Consultation is not just a word to the Happy Villages crew.  It is a commitment to the communities that we work in to completely respect their right to self determination.  We take the time to meet with as many of the community members as possible, including women and people of all ages and abilities.  We engage them in genuine and continuous dialogue to ensure our programs properly serve them.  We do not enter a community with a set of off-the-shelf project blueprints to impose upon the people that live there.


Happy Villages acts like a magnet for assistance for the community by helping them to prepare for interactions with outsiders.  One important aspect is to help them obtain a degree of consensus about what will most benefit them.  Our role is to find an appropriate partner organisation to fulfill each need and to nurture the relationships between the partners, Happy Villages and the community.  If no suitable partner exists, we do the job ourselves.

Our staff (mostly volunteers at this stage), work across a range of sectors, as follows:

–      Sustainable agriculture;


      Water and sanitation;



      Energy, communications and transport;



While we believe strongly in volunteering, we realize that it has limits.  If people are being forced by their circumstances to search for food for hours every day, of course we won’t expect them to volunteer.  We do not use the amount of resources donated by the community to measure their commitment.  That would further disadvantage extremely poor communities with nothing to give.

We believe that communities with nothing to give are most in need of our help.  That’s why we use a genuine process of consultation, conducted by qualified, local (Kenyan), community development workers to obtain and assess commitment.

Overcoming poverty is not a gesture of charity.

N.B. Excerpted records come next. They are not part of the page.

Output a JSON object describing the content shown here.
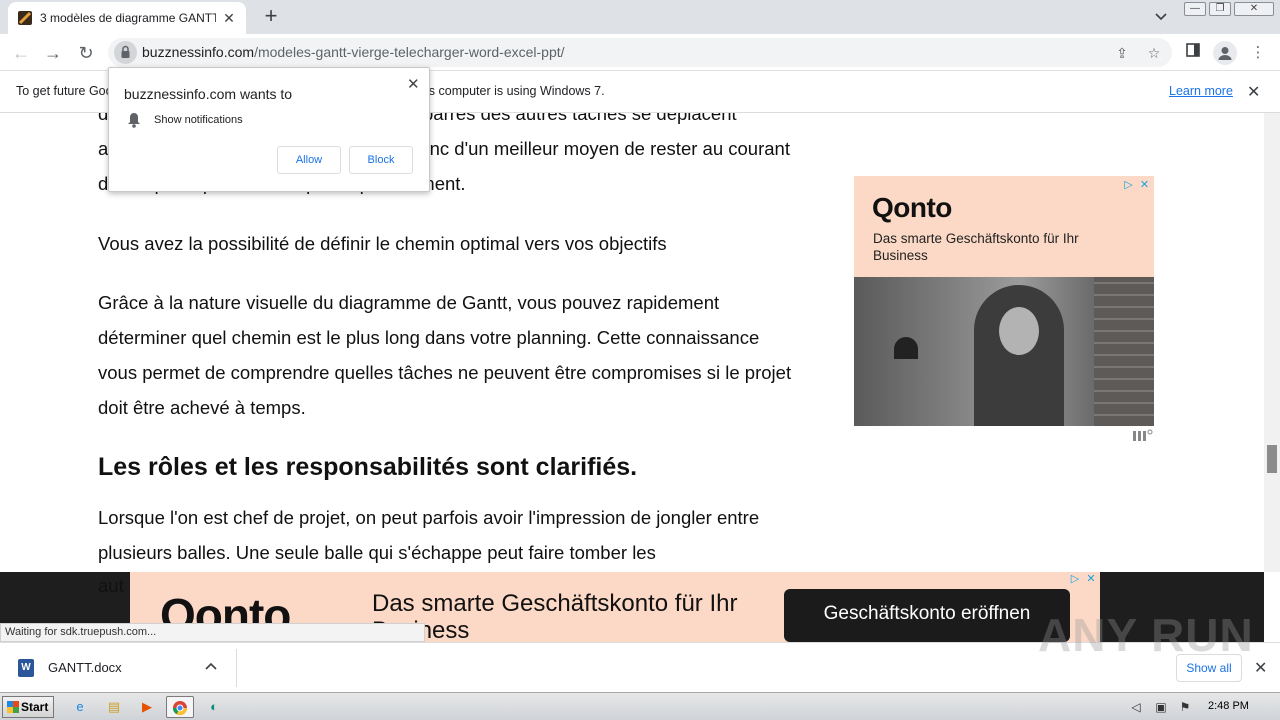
{
  "browser": {
    "tab_title": "3 modèles de diagramme GANTT vierge",
    "url_domain": "buzznessinfo.com",
    "url_path": "/modeles-gantt-vierge-telecharger-word-excel-ppt/"
  },
  "infobar": {
    "text": "To get future Google Chrome updates, you'll need Windows 10 or later. This computer is using Windows 7.",
    "learn_more": "Learn more"
  },
  "notification": {
    "title": "buzznessinfo.com wants to",
    "permission": "Show notifications",
    "allow": "Allow",
    "block": "Block"
  },
  "article": {
    "p0": "durée de certaines tâches pour que les barres des autres tâches se déplacent automatiquement en fonction. Il s'agit donc d'un meilleur moyen de rester au courant de ce qui se passe à n'importe quel moment.",
    "p1": "Vous avez la possibilité de définir le chemin optimal vers vos objectifs",
    "p2": "Grâce à la nature visuelle du diagramme de Gantt, vous pouvez rapidement déterminer quel chemin est le plus long dans votre planning. Cette connaissance vous permet de comprendre quelles tâches ne peuvent être compromises si le projet doit être achevé à temps.",
    "h2": "Les rôles et les responsabilités sont clarifiés.",
    "p3": "Lorsque l'on est chef de projet, on peut parfois avoir l'impression de jongler entre plusieurs balles. Une seule balle qui s'échappe peut faire tomber les",
    "p3_tail": "aut"
  },
  "side_ad": {
    "logo": "Qonto",
    "text": "Das smarte Geschäftskonto für Ihr Business"
  },
  "banner_ad": {
    "logo": "Qonto",
    "text": "Das smarte Geschäftskonto für Ihr Business",
    "cta": "Geschäftskonto eröffnen"
  },
  "status_text": "Waiting for sdk.truepush.com...",
  "download": {
    "file": "GANTT.docx",
    "show_all": "Show all"
  },
  "taskbar": {
    "start": "Start",
    "clock": "2:48 PM"
  },
  "watermark": "ANY RUN",
  "colors": {
    "ad_bg": "#fcd9c6",
    "link": "#1a73e8"
  }
}
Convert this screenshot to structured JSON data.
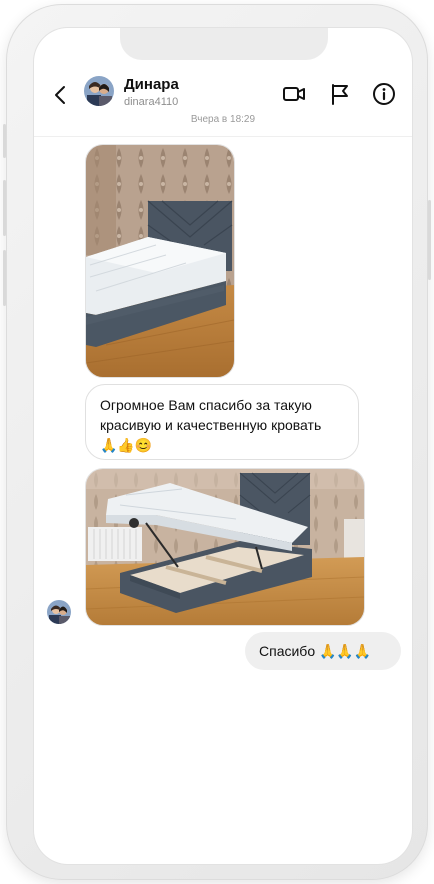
{
  "header": {
    "name": "Динара",
    "username": "dinara4110"
  },
  "timestamp": "Вчера в 18:29",
  "messages": {
    "text_line1": "Огромное Вам спасибо за такую",
    "text_line2": "красивую и качественную кровать",
    "text_emoji": "🙏👍😊",
    "reply_text": "Спасибо",
    "reply_emoji": "🙏🙏🙏"
  },
  "icons": {
    "back": "chevron-left-icon",
    "video": "video-camera-icon",
    "flag": "flag-icon",
    "info": "info-icon"
  }
}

It is an act of justice. It is the protection of a fundamental human right, the right to dignity and a decent life.
~Nelson Mandela

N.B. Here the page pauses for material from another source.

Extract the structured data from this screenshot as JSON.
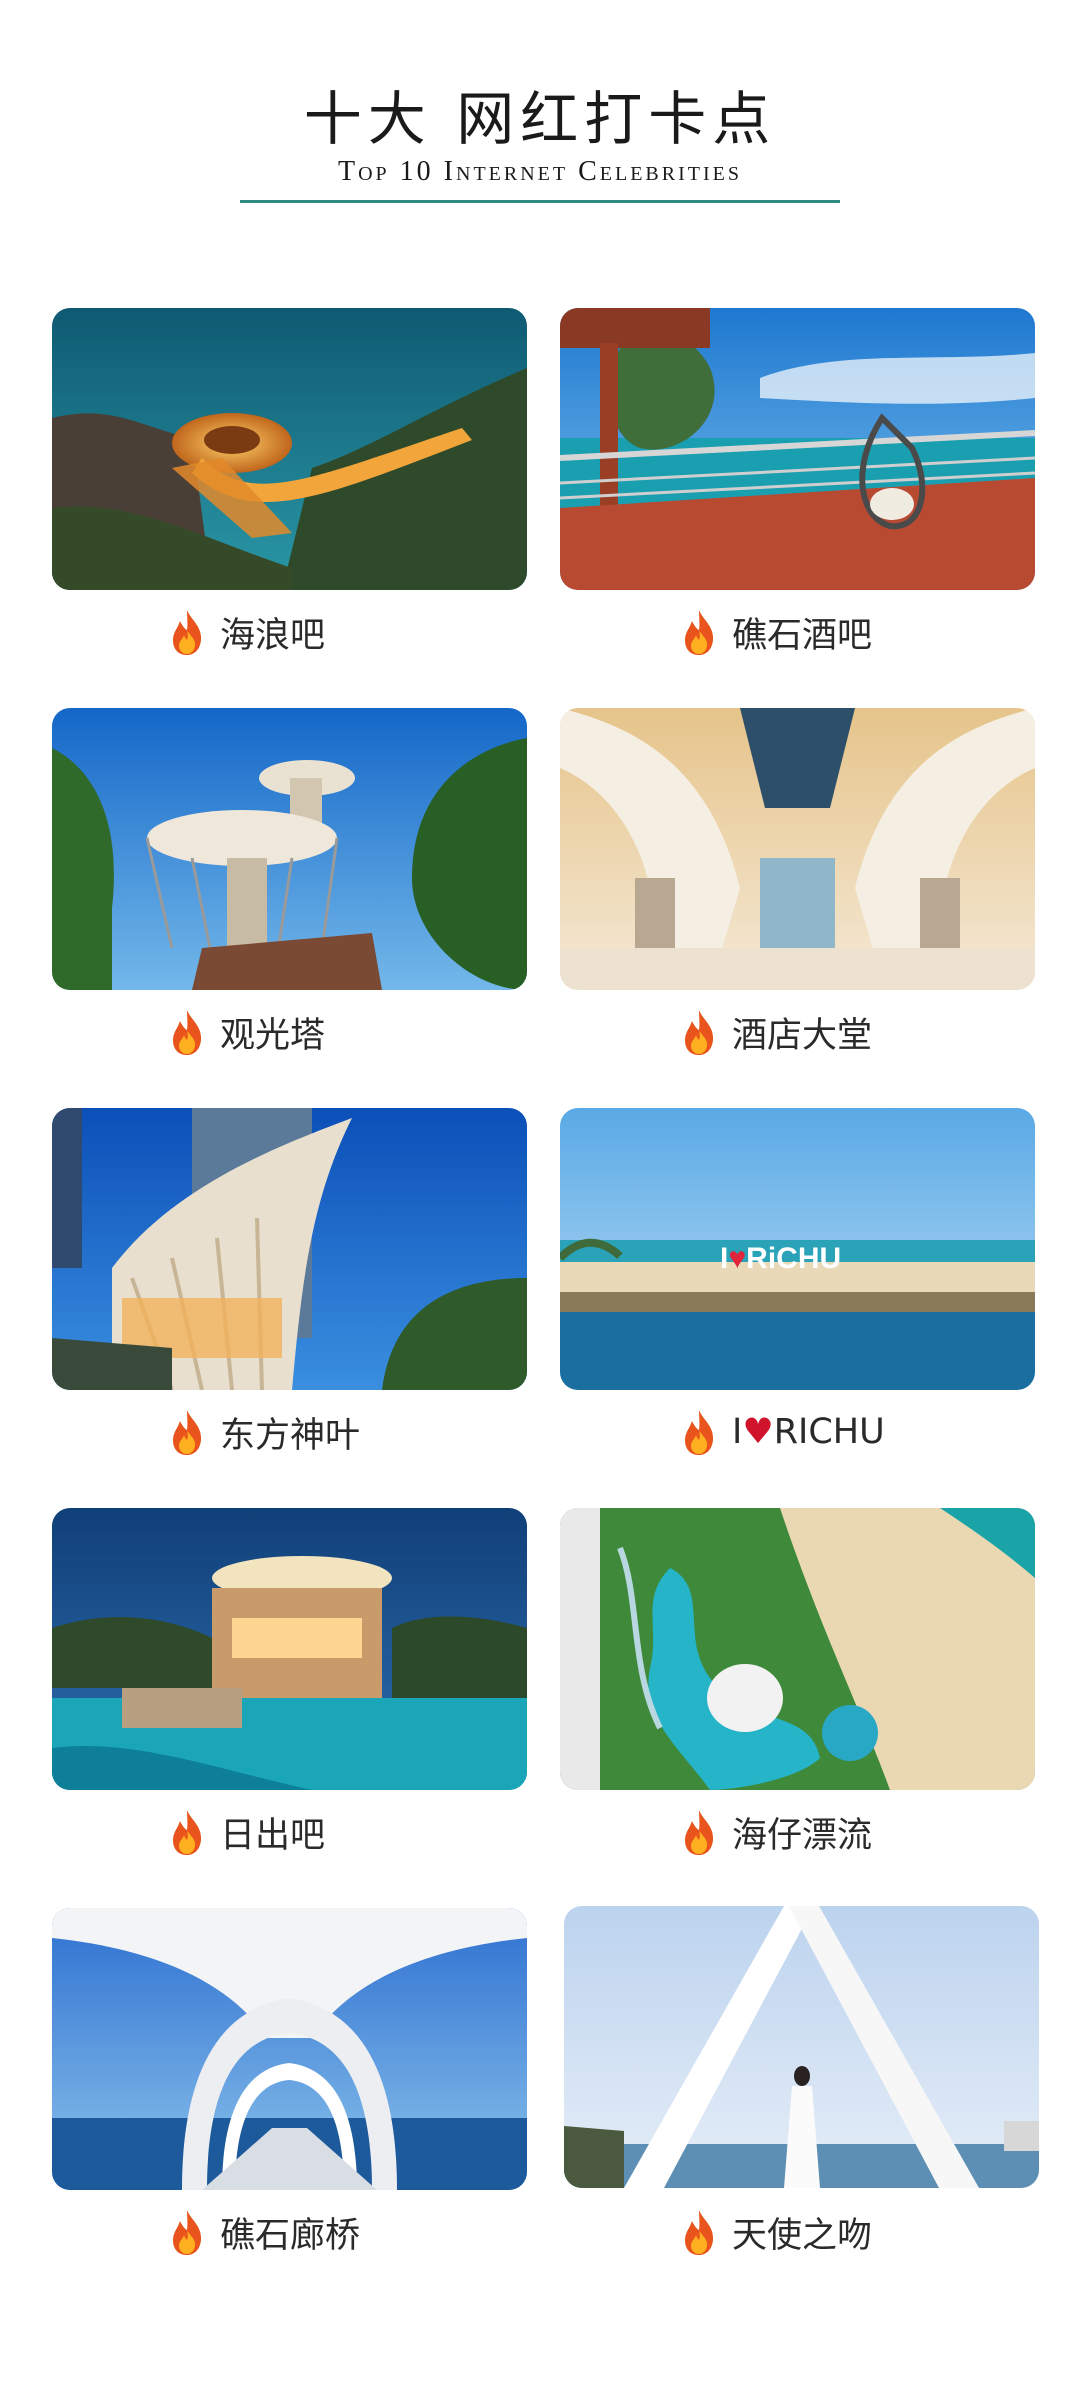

Meet the crew

We are a group of passionate individuals that care about people and communities living in extreme poverty. Our vision is of a world without extreme poverty. We tackle health, education, environment, poverty, gender, communications and all the barriers to sustainable development.

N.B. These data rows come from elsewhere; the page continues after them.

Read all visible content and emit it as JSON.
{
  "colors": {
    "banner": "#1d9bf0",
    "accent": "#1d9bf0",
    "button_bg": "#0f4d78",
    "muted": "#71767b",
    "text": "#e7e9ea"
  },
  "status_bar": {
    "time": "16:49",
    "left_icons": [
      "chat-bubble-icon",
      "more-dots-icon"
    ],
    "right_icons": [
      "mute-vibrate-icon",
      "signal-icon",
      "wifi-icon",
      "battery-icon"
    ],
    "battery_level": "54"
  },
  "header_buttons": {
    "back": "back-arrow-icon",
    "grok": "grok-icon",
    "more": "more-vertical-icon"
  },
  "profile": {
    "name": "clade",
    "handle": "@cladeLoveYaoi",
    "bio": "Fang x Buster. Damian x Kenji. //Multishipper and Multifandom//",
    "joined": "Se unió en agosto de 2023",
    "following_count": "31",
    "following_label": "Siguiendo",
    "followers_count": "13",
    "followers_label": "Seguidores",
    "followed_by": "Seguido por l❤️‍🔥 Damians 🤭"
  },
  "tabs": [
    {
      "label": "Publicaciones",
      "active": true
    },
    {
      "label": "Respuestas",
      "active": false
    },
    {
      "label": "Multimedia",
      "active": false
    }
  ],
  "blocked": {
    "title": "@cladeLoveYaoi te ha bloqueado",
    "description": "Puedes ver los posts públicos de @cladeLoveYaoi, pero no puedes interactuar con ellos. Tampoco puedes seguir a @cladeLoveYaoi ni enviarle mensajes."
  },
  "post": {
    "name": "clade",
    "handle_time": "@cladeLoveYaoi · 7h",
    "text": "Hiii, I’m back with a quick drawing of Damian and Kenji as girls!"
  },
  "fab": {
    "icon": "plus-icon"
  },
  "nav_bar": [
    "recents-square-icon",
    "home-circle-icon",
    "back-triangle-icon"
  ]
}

George Ajowi

George Ajowi graduated with a Degree in International Business & Management from Western Sydney University. He currently works as the C.E.O of Friends of Rang’I and also the Chairperson of Happy Villages Organisation. Read more >>


Michael Hawthorne

Michael holds degrees in Biomedical & Applied Science and International Business. He is a community development specialist and co-founder of Evergreen Plains Farm, Strategic Empowerment Program, Friends of Rang’I & Happy Villages. Read more>>


Dorothy Adenga

Dorothy is the Director at Wayward Primary School and holds diplomas in Community Development and Primary Teaching with additional qualifications in Counselling and psychological support for Orphaned and Vulnerable youths. Read more >>


Dennis Otieno

Dennis has qualifications in community services work, community development, agriculture and counselling and studying for a Bachelor of Social Research & Policy in addition to his voluntary work as a co-founding board member of Happy Villages. Read more >>


Georgie Langhans-Shombe

Georgie Langhans-Shombe graduated with a degree in Community Welfare and International Development from University of Western Sydney, Australia. She has been a board member with Happy Villages for over 8 years. Read more >>


Washington Othatcha

Washington brings a wealth of knowledge in Financial Auditing and Administration to the board at Happy Villages and helps guide the organisation to be accountable and transparent with a Bachelor of Business. Read more >>


Eva-Maria Doleysch

With her interest in conscious living and sustainability Eva has mainly been working with Happy Villages in both the agriculture and education department. She initiated a permaculture concept for the organization and completed her Permaculture Design Certificate. Read more >>


Reagan Shombe

Reagan Shombe is a counsellor, permaculture farmer & community development expert who has worked in community development and the public health field for over 10 years, and is an executive board member of Happy Villages in Kenya. Read more >>